When your child presses a button on a toy and hears it go “beep, beep,” he is engaging in cause and effect. The cause is your child pressing the button, and the effect is the sound the toy makes.
Through developing an understanding of cause and effect, your child will build his abilities to solve problems, to make predictions, and to understand the impact of his actions.
The concept of cause and effect is understood further as your child learns that certain actions bring a predictable response. He pushes the toy off the table, and you pick it up for him and place it back on the table. He pushes the toy off the table again. This exchange of cause (pushing the toy off the table) and effect (you pick up the toy) can go on and on to the endless delight of your toddler.
When your child is around 20 months old, you will notice how he experiments with cause and effect when playing with blocks. You will see your child stack one block on top of the other; as he places a third block (cause) on top of the tower, the tower falls down (effect). You will see your toddler try to place a large block on top of a small block (cause). When the large block falls over (effect), it will take your child a few tries before he realizes the small block should go on top.
However, when your child plays with blocks again, he will not remember exactly how the blocks stacked together and will begin to experiment with cause and effect all over again.

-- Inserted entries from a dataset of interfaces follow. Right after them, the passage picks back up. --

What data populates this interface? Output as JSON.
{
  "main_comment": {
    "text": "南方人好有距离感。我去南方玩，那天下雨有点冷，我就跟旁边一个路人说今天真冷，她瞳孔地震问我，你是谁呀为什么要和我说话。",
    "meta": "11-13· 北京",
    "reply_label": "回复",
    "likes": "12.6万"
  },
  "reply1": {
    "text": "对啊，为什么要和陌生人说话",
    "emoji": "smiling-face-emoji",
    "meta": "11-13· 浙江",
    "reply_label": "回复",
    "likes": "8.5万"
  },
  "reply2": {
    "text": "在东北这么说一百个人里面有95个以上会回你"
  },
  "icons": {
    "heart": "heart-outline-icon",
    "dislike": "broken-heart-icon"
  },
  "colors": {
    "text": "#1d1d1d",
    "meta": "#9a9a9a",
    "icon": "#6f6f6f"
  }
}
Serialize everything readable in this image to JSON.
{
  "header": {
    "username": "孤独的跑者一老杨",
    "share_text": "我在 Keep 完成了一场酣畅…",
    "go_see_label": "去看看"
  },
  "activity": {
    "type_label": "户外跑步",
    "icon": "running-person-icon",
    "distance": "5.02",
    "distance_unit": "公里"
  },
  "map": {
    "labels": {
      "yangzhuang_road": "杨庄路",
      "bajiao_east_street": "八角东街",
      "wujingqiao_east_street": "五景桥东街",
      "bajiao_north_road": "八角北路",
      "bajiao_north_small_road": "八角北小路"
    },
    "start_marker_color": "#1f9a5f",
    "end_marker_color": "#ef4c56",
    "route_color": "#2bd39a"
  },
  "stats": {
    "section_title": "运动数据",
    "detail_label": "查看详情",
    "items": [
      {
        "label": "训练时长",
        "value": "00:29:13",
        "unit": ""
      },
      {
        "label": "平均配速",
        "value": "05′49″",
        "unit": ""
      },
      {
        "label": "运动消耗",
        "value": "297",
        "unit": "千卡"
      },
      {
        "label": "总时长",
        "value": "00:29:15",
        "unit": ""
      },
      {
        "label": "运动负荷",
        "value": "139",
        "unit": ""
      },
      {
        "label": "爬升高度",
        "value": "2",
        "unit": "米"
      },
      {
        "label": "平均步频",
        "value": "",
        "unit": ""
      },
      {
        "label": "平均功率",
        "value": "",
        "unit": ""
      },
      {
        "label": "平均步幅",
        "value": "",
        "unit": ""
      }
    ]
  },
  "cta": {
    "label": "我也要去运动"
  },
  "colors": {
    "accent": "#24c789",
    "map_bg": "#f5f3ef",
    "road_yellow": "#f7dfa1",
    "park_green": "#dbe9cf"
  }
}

This is because his memory skills are still developing. Give him time. These skills develop with age.